The findings from researchers based in Chile and Norway are published in an upcoming issue of the journal Food Chemistry and show that the proposed analytical system also facilitates individual potato chip analysis, which makes it possible to automatically remove individual chips with elevated acrylamide levels.
Determination of acrylamide contents in potato chips is currently necessary due to its potentially toxic attributes, and the fact that very high concentrations can be produced in amylaceous fried foodstuffs, continue the researchers.
And the authors note that in European factories, computer vision systems are used for online evaluation of potato chips, allowing them to be sorted according to defects such as black spots or blisters.
“However, standard procedures for acrylamide determination are based on time consuming and expensive methods of chromatography and mass spectroscopy, which can hardly be implemented as routine analysis at industrial sites,” they argue.
Near infrared spectroscopy (NIR) is a common technique for routine analysis of bulk chemistry in different raw materials and products because it allows a fast and non-destructive analysis of samples, said the authors.
They said that the objective of this research was to predict the acrylamide, moisture and oil content, the quality control parameters, in potato chips using on-line NIR interactance imaging.
Sixty samples of potato chips from individual frying runs were measured on-line using a VIS/NIR interactance line scanner.
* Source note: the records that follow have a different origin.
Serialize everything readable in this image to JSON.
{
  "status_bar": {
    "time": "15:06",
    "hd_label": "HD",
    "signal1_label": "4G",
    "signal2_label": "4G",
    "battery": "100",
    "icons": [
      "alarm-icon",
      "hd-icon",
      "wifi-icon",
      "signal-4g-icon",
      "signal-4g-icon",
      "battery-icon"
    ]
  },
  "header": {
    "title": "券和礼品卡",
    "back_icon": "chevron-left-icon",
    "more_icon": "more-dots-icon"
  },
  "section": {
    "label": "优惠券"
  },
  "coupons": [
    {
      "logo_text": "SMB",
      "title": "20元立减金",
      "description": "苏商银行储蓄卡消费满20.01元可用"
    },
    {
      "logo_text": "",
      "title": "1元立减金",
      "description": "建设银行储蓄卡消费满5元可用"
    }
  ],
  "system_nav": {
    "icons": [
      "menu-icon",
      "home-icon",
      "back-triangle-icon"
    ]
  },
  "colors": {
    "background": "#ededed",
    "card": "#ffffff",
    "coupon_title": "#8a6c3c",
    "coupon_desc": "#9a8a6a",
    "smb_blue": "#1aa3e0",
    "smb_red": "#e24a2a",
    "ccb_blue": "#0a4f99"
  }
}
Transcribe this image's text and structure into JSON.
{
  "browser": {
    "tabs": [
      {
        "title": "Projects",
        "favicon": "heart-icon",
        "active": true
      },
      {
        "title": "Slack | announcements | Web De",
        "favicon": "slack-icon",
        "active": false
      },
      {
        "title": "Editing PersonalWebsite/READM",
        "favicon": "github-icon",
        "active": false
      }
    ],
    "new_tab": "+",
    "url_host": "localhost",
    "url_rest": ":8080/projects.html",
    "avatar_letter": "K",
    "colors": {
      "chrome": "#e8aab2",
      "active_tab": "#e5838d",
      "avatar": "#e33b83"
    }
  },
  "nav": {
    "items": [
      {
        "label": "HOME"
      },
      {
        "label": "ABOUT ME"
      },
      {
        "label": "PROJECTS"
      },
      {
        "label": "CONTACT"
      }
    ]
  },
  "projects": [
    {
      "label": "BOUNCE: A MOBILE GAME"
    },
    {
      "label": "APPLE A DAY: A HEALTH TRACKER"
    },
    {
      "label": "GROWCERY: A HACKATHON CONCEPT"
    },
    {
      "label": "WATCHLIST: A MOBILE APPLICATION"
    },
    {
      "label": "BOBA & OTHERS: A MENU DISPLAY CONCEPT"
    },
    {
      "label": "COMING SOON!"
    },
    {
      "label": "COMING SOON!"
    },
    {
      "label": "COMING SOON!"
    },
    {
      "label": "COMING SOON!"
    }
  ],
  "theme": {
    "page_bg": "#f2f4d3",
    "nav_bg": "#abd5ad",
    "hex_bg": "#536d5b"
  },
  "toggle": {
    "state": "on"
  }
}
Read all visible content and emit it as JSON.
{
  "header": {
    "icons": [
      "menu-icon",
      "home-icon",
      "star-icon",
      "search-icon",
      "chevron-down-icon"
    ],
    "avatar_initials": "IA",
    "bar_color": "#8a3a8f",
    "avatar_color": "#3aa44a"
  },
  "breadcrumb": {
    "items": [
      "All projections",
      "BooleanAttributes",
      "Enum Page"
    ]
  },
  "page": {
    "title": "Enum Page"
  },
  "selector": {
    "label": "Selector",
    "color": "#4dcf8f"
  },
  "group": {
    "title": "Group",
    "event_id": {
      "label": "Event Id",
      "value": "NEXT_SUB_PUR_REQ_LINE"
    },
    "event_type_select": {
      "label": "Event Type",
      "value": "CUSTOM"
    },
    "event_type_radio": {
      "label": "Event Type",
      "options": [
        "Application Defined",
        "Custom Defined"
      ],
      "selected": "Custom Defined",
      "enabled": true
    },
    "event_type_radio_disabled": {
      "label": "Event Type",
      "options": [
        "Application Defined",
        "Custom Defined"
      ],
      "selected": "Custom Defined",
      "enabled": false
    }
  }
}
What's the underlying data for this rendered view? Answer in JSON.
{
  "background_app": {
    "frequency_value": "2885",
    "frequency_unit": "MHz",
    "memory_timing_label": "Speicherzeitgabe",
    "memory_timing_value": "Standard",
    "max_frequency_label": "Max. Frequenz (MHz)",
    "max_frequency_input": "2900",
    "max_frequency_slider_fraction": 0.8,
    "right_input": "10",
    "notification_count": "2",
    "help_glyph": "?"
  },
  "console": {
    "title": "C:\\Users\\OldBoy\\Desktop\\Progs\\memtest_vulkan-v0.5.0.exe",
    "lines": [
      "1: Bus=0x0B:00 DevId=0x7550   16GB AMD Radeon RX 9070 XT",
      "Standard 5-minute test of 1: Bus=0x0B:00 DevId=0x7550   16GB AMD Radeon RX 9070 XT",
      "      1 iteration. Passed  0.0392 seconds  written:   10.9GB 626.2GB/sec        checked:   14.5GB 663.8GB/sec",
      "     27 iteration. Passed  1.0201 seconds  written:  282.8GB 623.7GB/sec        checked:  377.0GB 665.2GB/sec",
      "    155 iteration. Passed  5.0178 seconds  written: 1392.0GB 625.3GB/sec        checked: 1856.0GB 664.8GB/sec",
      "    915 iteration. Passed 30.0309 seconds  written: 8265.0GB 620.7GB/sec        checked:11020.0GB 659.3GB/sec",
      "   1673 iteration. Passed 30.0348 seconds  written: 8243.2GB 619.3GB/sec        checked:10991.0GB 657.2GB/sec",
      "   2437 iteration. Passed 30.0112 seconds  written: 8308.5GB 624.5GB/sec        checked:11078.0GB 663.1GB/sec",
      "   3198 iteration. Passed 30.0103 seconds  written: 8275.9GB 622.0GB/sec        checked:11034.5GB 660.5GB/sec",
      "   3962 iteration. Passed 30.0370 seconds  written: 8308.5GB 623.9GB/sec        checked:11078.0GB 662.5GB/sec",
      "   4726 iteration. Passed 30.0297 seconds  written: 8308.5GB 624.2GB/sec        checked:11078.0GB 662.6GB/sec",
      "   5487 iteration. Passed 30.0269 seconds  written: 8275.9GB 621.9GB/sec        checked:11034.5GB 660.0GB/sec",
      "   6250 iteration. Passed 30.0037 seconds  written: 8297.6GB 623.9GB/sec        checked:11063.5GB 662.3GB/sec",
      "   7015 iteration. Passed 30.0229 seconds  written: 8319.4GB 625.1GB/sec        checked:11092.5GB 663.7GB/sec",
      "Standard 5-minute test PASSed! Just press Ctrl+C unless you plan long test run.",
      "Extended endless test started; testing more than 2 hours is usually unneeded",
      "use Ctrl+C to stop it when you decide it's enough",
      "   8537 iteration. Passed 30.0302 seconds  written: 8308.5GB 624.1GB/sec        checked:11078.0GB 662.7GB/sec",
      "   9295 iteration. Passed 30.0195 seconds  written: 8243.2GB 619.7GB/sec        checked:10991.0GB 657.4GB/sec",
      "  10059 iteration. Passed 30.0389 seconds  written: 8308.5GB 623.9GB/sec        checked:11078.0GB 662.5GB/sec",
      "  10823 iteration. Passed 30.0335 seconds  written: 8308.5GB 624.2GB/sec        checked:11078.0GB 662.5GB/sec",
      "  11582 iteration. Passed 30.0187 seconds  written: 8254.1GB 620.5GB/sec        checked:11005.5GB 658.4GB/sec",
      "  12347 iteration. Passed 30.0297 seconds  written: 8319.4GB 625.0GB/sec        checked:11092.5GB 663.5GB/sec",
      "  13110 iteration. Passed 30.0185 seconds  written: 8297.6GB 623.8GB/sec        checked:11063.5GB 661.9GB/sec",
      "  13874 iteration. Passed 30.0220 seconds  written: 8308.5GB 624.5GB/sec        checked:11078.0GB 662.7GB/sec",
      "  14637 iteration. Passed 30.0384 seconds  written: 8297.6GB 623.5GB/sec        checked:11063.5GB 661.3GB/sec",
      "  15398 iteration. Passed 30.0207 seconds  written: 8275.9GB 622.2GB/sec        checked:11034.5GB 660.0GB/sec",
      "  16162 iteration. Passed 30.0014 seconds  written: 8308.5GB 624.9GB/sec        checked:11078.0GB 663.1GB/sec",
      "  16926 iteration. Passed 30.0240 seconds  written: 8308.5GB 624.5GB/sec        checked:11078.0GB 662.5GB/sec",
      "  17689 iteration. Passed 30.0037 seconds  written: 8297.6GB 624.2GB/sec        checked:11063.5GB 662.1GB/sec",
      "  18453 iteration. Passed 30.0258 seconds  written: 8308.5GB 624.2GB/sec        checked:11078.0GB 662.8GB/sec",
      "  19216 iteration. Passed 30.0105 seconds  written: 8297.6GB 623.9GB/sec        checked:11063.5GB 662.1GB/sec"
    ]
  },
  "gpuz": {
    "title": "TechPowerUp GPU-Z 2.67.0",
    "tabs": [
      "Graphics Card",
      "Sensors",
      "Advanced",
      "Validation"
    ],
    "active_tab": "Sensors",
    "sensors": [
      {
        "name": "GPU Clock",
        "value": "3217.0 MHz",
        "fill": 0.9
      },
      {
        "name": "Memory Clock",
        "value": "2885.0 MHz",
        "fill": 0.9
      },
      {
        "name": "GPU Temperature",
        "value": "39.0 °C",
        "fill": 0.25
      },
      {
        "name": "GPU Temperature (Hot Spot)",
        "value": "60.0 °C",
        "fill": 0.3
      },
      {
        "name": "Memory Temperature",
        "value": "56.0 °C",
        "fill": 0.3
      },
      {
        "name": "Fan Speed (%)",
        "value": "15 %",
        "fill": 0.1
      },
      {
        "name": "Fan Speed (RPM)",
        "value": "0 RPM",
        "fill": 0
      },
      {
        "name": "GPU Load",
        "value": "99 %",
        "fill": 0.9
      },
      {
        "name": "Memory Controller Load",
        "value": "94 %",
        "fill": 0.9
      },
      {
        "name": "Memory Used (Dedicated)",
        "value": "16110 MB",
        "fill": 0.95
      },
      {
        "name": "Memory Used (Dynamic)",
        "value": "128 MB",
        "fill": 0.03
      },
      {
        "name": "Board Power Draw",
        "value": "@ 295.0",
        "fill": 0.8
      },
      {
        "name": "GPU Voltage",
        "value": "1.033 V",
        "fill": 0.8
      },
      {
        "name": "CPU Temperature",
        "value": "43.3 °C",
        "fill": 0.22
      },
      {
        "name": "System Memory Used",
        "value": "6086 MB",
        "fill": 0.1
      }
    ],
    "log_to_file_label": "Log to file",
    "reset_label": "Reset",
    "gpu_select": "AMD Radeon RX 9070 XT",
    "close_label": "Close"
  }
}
The same samples were analysed in the laboratory to determine their corresponding moisture, acrylamide and oil contents, explained the authors.
The mean VIS and NIR spectra for the 60 samples were modelled against the reference values for acrylamide, fat and dry matter using partial least squares regression (PLSR), and the regression models were validated using full cross-validation.
The researchers found that on-line NIR interactance could predict fat and dry matter of potato chips with high accuracy, with prediction errors of 0.99 and 0.86 per cent (w/w) respectively. The corresponding correlations between predicted values and reference values were 0.99 and 0.97 for fat and dry matter.
But for acrylamide, they reported that an average prediction error of 266 μg/kg was achieved using NIR and VIS signals in combination. The correlation between predicted values and reference values was 0.83 for this model, said the researchers.
“The acrylamide prediction error is fairly high, and indicates that the system should be used for screening or classification rather than prediction,” concluded the researchers who added that the system may be better suite to separate samples with very high acrylamide content from samples with average to low contents.
Source: Food Chemistry
Published online ahead of print:
Title: On-line monitoring of fat, dry matter and acrylamide content in potato chips using near infrared interactance and visual reflectance imaging
Authors: F. Pedreschi, V.H. Segtnan, S.H. Knutsen